++++ STUDY MATERIAL ++++
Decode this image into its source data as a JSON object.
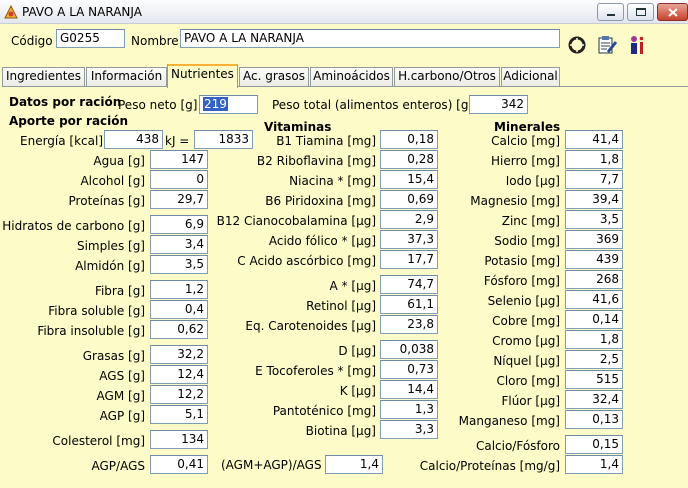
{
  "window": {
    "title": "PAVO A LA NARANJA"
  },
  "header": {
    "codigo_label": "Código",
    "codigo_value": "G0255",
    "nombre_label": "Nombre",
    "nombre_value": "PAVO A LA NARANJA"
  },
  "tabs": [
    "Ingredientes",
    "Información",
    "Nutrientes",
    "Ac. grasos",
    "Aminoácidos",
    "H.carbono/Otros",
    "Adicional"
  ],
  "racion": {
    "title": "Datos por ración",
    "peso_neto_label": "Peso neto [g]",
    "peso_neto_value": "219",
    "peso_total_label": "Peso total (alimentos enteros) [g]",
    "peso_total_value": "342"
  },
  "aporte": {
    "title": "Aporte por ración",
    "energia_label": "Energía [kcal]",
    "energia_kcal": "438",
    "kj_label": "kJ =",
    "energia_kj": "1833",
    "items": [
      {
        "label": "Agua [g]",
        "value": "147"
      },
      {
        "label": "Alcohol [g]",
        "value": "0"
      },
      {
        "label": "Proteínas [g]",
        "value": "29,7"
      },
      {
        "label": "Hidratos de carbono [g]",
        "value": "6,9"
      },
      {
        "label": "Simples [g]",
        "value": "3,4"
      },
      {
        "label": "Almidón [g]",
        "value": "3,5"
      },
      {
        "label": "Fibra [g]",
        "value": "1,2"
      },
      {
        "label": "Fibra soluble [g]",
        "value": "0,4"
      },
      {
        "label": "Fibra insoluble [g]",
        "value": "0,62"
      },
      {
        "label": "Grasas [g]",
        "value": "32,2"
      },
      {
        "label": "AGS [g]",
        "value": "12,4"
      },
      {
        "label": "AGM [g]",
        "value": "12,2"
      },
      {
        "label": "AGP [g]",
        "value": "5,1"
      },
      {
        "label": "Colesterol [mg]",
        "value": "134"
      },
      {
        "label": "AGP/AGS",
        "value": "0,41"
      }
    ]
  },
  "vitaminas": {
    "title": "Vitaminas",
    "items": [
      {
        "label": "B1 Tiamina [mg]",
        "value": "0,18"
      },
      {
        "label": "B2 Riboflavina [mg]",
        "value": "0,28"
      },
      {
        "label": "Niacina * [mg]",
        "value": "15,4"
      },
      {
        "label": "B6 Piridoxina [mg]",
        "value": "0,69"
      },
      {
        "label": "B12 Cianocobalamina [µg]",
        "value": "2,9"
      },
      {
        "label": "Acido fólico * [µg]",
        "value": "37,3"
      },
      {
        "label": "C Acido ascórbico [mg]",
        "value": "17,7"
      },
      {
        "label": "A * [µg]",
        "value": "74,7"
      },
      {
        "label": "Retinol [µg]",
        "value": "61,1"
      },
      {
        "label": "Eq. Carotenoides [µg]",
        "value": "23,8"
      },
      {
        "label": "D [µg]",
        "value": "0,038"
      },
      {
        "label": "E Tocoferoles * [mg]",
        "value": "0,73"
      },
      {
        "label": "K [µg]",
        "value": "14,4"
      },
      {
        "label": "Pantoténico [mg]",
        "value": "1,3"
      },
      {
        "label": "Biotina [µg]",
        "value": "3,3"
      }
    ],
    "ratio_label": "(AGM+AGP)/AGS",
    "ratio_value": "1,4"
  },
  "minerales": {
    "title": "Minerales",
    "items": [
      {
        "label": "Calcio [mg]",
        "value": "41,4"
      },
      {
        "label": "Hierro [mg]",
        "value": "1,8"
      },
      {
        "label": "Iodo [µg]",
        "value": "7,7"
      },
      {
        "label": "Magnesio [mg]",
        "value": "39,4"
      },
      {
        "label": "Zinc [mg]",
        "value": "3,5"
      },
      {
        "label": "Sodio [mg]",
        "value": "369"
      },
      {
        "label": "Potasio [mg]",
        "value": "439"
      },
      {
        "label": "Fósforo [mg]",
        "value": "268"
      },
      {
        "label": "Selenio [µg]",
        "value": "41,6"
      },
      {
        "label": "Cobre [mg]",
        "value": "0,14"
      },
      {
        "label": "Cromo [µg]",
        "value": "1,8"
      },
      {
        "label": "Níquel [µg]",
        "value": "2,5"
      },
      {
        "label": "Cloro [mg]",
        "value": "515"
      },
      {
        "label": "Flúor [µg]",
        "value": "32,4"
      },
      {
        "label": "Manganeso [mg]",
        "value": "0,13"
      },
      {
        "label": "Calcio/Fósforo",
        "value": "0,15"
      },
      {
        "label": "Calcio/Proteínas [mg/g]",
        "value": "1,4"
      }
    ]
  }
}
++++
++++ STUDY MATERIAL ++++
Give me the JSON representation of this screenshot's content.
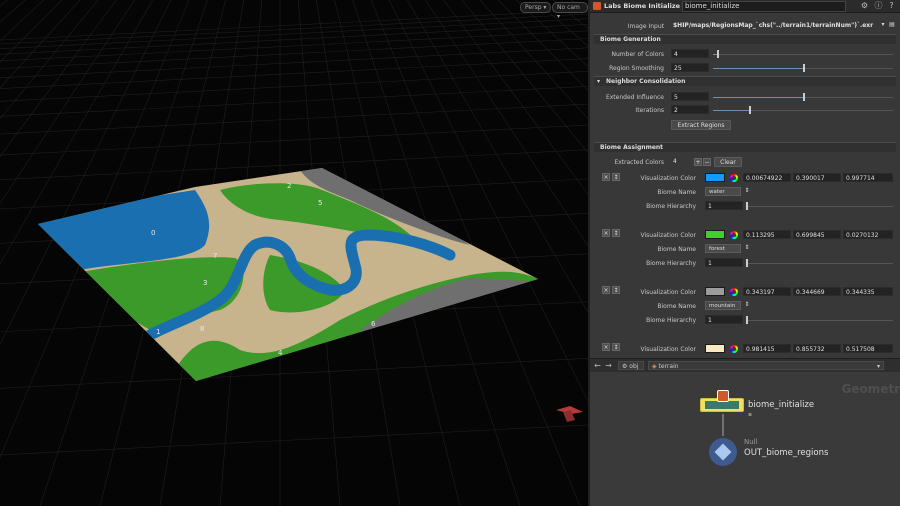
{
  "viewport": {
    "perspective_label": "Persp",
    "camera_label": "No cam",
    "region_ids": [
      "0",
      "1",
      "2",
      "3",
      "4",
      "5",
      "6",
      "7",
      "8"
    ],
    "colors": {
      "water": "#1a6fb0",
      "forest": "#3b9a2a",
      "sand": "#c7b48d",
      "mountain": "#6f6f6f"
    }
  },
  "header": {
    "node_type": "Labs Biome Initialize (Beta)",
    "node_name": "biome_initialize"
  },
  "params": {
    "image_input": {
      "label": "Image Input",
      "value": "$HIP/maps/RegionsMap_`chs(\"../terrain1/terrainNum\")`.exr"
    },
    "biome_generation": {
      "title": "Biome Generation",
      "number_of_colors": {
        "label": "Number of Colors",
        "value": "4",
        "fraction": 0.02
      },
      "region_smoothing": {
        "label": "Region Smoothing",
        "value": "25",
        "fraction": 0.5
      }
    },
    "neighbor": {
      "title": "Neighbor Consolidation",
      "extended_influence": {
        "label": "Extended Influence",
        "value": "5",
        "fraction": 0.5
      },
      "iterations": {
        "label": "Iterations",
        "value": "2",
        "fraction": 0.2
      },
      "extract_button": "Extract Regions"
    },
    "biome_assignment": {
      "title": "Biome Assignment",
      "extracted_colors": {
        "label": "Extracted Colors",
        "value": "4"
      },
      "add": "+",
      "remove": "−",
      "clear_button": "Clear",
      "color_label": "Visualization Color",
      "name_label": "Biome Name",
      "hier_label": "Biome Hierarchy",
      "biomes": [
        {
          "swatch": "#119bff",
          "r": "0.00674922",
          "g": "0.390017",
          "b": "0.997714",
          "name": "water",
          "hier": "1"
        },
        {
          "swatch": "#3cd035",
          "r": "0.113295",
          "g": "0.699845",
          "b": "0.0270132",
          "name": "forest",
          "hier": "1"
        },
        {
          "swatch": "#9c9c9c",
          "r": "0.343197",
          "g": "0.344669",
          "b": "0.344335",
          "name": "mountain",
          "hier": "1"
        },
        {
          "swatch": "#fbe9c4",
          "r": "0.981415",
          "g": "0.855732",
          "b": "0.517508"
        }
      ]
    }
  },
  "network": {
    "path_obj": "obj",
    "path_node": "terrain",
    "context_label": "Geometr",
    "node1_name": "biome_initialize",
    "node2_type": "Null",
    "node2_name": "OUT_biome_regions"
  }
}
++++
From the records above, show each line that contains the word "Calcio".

→ **OUTPUT FOR THIS TASK**
        "label": "Calcio [mg]",
        "label": "Calcio/Fósforo",
        "label": "Calcio/Proteínas [mg/g]",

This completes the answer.